> **What is being asked**:
Each line that contains the word "JSON" is to be copied from the records below.
Supplied records Start Marker
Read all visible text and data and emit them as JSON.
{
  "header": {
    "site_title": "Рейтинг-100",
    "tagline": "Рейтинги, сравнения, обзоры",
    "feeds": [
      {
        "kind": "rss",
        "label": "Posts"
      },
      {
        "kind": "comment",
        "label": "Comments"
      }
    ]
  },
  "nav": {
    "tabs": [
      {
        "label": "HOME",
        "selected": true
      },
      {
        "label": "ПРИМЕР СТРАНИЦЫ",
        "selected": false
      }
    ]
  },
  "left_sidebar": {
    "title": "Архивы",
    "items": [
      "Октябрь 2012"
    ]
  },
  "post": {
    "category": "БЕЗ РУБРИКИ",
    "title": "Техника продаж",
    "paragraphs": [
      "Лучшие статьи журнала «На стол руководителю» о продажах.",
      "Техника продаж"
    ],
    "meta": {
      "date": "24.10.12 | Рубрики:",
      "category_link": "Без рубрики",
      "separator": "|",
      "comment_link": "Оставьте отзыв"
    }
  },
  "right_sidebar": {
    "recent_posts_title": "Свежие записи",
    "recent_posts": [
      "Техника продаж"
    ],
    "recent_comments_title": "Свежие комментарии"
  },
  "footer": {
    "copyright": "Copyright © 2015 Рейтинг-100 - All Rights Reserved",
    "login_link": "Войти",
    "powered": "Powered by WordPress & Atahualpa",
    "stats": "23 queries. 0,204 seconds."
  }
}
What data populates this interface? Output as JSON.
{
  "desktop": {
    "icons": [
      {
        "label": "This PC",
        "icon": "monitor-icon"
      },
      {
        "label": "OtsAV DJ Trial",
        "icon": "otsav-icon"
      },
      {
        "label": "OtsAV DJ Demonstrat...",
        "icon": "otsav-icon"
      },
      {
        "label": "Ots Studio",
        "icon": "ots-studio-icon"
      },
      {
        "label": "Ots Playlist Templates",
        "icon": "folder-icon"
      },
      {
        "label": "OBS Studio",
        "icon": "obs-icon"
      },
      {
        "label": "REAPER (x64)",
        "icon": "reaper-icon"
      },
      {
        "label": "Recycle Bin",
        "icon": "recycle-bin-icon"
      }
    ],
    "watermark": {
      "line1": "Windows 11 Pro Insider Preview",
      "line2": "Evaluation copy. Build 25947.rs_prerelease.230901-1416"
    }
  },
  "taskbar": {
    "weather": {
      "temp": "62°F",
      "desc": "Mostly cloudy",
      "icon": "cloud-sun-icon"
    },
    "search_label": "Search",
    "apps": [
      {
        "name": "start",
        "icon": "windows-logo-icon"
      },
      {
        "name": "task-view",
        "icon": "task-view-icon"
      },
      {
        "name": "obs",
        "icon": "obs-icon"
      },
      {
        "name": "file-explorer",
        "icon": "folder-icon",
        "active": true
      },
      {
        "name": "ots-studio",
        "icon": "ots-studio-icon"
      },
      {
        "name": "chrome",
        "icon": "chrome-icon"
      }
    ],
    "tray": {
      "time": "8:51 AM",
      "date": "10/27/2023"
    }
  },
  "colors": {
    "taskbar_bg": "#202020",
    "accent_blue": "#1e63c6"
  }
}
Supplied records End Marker
> **Response box**:
Read all visible text and data and emit them as JSON.
What data populates this interface? Output as JSON.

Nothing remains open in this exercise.